Head into the lobby of Kachemak Bay Campus at any point this month, and you’ll find yourself surrounded by warm, brightly colored works of art. Students in Asia Freeman’s fall painting class at the college gathered on Nov. 12 to celebrate the display of their work from the semester.
Nutcracker tickets now on sale at bookstore
Tickets have gone on sale for the annual Nutcracker Ballet. Shows are 3 and 7:30 p.m. Dec. 5, 3 p.m. Dec. 6, 7:30 p.m. Dec. 11 and 3 p.m. Dec. 12. All seats are $10. Tickets are on sale at the Homer Bookstore and will be on sale at the Nutcracker Faire on Dec. 5 and 6.
Artists, arts groups
receive state grants
Three months before “Born to Run” was released, Bruce Springsteen scrawled a note to his landlady explaining that he couldn’t pay the rent. Amelia Earhart got cold feet on her wedding day. Clyde Barrow of infamous crime duo Bonnie and Clyde wrote a fan letter to Henry Ford a month before he was killed in his Ford V8. Bruce Lee’s 1969 diary includes a promise to himself to become “the highest paid Oriental super star in the United States.”
KBC art show opens
Students in Asia Freeman’s fall Kachemak Bay Campus painting class show their work in the Fall Student Art Showcase. The exhibit opens with a reception from 5 to 6:30 p.m. today in the Commons of the Pioneer Hall at KBC of Kenai Peninsula College. The show runs through December.
for Nov. 27, 28
At 5:30 p.m. Monday, when his mother told him it was time to leave the Homer Maker Space for the day, an elementary school student let out a moan of ultimate suffering.
“You’ll be back tomorrow,” said Mom.

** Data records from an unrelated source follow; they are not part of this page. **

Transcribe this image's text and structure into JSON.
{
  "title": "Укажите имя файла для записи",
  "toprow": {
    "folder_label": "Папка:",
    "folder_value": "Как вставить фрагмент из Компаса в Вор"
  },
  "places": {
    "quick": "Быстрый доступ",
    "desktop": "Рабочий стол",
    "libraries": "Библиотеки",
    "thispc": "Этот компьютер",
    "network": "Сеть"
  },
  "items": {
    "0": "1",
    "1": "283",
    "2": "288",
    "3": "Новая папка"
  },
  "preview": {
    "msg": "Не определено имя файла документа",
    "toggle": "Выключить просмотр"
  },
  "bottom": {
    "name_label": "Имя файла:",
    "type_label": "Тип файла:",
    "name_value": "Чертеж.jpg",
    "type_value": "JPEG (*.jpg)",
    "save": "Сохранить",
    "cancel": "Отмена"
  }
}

“Yeah, I will,” responded her son with absolute conviction, grudgingly closing a laptop on the boat design he was working on.
Sitting nearby helping another student on a laptop, Daniel Zatz smiled.